Sunday, 26 January 2014

Some thoughts after today's final

After Friday's semifinal match, most people had already handed over the Norman Brookes Challenge Cup to Rafa Nadal. With reason. His supreme command against Roger Federer was astonishing and only an entrenched fool could not give some credit to the devastating, utterly unremitting Spanish bull that he is on these occasions. Federer may be a player way beyond his peak (and 32) but even his best would have had many issues in dealing with Nadal's form that night.

The final was a significant match, in hindsight. A win at the 2014 Australian Open would have brought Nadal at 14 Grand Slams, matching Pete Sampras1 but crucially also giving the Spaniard at least two wins at every Major in the circuit. The French Open would have been next and it would take a brave man, even now, to bet against him. It's not a wild assumption that most journalists would already have begun a long, winding account of the greatness of Nadal and the way he was surely on his way to becoming the undisputed greatest of all time much before the match began.

Except none of this materialized.

Stanislas Wawrinka played the match of his life. For one hour or so, he was bludgeoning balls and had completely outplayed and outmatched Nadal. The back injury, when it came, was a factor only later. Wawrinka earned the title. Improbably he becomes the first man in over twenty years to beat the top two seeds en route to winning the Australian Open. And lest we forget, today he beat a man against whom he had never won a single set in all their previous 12 meetings.

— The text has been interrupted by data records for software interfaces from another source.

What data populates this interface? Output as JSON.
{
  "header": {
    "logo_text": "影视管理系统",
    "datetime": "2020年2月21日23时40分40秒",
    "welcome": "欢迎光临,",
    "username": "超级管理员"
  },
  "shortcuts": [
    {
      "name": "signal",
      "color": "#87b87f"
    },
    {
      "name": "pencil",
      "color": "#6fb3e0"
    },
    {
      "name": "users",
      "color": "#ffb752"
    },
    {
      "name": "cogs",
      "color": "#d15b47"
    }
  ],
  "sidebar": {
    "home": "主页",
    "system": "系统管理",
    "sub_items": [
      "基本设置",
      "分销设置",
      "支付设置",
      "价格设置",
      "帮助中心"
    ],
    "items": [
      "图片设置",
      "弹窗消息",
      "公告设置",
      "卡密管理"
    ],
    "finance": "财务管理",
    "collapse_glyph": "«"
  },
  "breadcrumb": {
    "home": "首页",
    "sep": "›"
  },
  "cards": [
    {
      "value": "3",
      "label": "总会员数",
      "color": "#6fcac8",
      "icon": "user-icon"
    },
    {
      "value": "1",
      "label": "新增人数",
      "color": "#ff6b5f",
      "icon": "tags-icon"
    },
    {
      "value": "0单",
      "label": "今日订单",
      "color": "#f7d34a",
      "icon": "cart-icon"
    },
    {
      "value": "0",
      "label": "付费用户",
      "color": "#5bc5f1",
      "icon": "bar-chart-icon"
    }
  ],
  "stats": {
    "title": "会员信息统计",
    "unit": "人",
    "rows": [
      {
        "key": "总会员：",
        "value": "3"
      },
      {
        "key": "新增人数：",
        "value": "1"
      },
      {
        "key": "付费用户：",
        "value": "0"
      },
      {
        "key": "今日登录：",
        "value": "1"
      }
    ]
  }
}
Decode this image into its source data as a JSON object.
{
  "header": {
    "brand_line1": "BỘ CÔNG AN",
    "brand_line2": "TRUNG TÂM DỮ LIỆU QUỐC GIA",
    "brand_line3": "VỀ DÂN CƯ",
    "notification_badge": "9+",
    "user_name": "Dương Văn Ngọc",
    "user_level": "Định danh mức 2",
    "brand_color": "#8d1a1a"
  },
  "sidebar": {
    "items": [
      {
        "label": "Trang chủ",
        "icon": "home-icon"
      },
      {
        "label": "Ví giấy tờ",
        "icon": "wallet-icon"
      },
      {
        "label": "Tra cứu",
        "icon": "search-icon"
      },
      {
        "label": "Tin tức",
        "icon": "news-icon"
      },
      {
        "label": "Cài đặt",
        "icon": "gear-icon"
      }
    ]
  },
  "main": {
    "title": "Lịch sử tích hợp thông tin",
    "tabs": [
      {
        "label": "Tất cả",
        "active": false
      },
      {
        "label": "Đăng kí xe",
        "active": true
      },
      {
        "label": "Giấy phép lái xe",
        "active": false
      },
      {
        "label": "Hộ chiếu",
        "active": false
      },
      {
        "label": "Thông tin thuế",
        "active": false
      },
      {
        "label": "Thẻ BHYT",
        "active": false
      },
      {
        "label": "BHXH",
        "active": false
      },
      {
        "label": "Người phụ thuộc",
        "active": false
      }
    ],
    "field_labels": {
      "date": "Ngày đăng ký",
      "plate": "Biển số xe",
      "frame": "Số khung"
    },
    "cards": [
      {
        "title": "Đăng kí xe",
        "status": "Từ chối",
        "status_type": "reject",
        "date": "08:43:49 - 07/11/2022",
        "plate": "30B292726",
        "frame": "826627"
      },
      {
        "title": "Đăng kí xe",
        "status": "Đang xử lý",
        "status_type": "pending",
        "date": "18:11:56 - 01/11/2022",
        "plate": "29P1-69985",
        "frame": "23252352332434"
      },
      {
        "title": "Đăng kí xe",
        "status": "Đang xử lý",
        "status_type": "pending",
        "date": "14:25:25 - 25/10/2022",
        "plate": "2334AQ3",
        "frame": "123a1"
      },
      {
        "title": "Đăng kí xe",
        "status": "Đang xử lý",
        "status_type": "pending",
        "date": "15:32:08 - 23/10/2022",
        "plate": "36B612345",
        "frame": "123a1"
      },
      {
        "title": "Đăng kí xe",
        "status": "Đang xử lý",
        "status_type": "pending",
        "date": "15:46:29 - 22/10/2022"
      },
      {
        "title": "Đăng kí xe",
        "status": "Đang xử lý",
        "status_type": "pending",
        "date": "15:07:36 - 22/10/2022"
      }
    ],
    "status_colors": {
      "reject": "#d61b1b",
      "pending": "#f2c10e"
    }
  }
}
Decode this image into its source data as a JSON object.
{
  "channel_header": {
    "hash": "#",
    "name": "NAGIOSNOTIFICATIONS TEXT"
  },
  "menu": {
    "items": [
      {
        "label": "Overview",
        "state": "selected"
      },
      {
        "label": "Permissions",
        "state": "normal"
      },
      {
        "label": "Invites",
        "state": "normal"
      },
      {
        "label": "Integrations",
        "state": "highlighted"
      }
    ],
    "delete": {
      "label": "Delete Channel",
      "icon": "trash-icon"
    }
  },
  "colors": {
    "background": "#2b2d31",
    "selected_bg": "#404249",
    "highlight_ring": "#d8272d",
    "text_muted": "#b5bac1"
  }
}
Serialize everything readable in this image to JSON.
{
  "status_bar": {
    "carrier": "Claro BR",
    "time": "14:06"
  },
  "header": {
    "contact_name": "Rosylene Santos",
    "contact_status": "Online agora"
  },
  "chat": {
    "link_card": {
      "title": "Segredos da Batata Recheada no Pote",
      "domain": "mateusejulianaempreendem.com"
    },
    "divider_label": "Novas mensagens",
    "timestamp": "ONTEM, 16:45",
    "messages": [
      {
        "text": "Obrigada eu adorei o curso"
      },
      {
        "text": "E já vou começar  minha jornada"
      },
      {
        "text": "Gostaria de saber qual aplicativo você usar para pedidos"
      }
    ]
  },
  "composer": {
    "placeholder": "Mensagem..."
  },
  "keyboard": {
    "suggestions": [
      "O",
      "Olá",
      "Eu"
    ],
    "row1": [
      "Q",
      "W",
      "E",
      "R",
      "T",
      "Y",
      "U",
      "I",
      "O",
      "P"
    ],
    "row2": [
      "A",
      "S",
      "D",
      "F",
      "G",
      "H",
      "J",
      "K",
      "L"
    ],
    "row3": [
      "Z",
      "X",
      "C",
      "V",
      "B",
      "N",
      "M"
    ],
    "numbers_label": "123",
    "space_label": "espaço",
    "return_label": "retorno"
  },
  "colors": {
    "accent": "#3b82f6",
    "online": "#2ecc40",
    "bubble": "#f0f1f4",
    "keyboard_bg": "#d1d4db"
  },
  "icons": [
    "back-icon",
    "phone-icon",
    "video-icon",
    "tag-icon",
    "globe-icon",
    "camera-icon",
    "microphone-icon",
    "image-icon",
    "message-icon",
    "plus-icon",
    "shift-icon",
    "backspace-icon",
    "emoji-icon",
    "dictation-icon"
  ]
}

You would still tip Nadal to win many more Majors. But the match brings many more facts into perspective. To remain injury free is just as important as playing on an incredibly high level. As much as we may generate sympathy for Rafa, his constant inability to remain fit will become as important a factor as anything else when the final verdict on him is given. Injuries cannot be slotted in the category of mere bad luck - they are as much the responsibility of a tennis player as his/her backhand. The way Nadal plays is nothing short of astounding and it's true there are very few people who can beat him when he plays his best (the only exception must be handed over to Djokovic who beat Nadal very convincingly in his magical 2011 season which stretched next year to a very close 2012 French Open semi-final between the two).

The question in my mind really goes like this: How much longer will Rafa play his attritional gruelling brand of tennis? And how much more will his body take before we see his decline?

The decline will come. Of that we can be sure. Rafa Nadal is soon to be 28 years of age. He has two years by my guess to win his Slams. His body will crumble before his game does.

If I'm wrong, then I'll have no qualms about calling him the GOAT.

1: I think's that's why he was called to present the trophy tonight in anticipation of Nadal's feat. This is exactly what happened when Federer won his 14th in the 2009 Wimbledon.